* _Exercise requirements_
Would you print the whole listing again, exactly?

___ Extracted material ___

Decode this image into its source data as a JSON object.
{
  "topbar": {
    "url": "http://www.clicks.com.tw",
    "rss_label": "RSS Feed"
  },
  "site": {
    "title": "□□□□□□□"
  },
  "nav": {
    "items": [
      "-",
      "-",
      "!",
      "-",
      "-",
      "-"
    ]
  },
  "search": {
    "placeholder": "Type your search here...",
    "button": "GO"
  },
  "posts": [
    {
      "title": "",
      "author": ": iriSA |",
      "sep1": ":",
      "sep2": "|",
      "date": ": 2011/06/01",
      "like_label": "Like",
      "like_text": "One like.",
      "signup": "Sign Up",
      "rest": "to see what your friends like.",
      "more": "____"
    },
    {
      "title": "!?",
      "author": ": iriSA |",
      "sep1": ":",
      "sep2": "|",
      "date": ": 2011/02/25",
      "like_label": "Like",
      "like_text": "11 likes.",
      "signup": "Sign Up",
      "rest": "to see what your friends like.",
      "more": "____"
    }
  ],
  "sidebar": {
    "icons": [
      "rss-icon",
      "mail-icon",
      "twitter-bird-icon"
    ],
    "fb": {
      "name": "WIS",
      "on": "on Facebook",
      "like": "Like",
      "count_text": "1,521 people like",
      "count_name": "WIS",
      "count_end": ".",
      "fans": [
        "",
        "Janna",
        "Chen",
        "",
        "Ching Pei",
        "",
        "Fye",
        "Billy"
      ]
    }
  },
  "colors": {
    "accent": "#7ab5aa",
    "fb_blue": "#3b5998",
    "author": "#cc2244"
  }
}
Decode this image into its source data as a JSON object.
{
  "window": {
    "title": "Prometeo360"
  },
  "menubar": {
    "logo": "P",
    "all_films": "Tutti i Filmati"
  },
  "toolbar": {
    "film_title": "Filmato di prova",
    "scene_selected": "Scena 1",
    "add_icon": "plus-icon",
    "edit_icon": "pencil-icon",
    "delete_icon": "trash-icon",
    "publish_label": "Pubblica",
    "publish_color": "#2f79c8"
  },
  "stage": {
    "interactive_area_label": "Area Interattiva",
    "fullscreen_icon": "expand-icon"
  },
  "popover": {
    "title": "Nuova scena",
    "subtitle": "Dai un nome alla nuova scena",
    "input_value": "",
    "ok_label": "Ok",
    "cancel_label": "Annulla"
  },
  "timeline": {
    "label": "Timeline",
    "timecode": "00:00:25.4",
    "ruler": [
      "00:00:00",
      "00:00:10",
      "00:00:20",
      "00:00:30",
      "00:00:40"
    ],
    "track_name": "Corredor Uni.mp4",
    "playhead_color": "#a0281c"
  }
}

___

* _Answer to this exercise_
Decode this image into its source data as a JSON object.
{
  "topbar": {
    "url": "http://www.clicks.com.tw",
    "rss_label": "RSS Feed"
  },
  "site": {
    "title": "□□□□□□□"
  },
  "nav": {
    "items": [
      "-",
      "-",
      "!",
      "-",
      "-",
      "-"
    ]
  },
  "search": {
    "placeholder": "Type your search here...",
    "button": "GO"
  },
  "posts": [
    {
      "title": "",
      "author": ": iriSA |",
      "sep1": ":",
      "sep2": "|",
      "date": ": 2011/06/01",
      "like_label": "Like",
      "like_text": "One like.",
      "signup": "Sign Up",
      "rest": "to see what your friends like.",
      "more": "____"
    },
    {
      "title": "!?",
      "author": ": iriSA |",
      "sep1": ":",
      "sep2": "|",
      "date": ": 2011/02/25",
      "like_label": "Like",
      "like_text": "11 likes.",
      "signup": "Sign Up",
      "rest": "to see what your friends like.",
      "more": "____"
    }
  ],
  "sidebar": {
    "icons": [
      "rss-icon",
      "mail-icon",
      "twitter-bird-icon"
    ],
    "fb": {
      "name": "WIS",
      "on": "on Facebook",
      "like": "Like",
      "count_text": "1,521 people like",
      "count_name": "WIS",
      "count_end": ".",
      "fans": [
        "",
        "Janna",
        "Chen",
        "",
        "Ching Pei",
        "",
        "Fye",
        "Billy"
      ]
    }
  },
  "colors": {
    "accent": "#7ab5aa",
    "fb_blue": "#3b5998",
    "author": "#cc2244"
  }
}
Decode this image into its source data as a JSON object.
{
  "window": {
    "title": "Prometeo360"
  },
  "menubar": {
    "logo": "P",
    "all_films": "Tutti i Filmati"
  },
  "toolbar": {
    "film_title": "Filmato di prova",
    "scene_selected": "Scena 1",
    "add_icon": "plus-icon",
    "edit_icon": "pencil-icon",
    "delete_icon": "trash-icon",
    "publish_label": "Pubblica",
    "publish_color": "#2f79c8"
  },
  "stage": {
    "interactive_area_label": "Area Interattiva",
    "fullscreen_icon": "expand-icon"
  },
  "popover": {
    "title": "Nuova scena",
    "subtitle": "Dai un nome alla nuova scena",
    "input_value": "",
    "ok_label": "Ok",
    "cancel_label": "Annulla"
  },
  "timeline": {
    "label": "Timeline",
    "timecode": "00:00:25.4",
    "ruler": [
      "00:00:00",
      "00:00:10",
      "00:00:20",
      "00:00:30",
      "00:00:40"
    ],
    "track_name": "Corredor Uni.mp4",
    "playhead_color": "#a0281c"
  }
}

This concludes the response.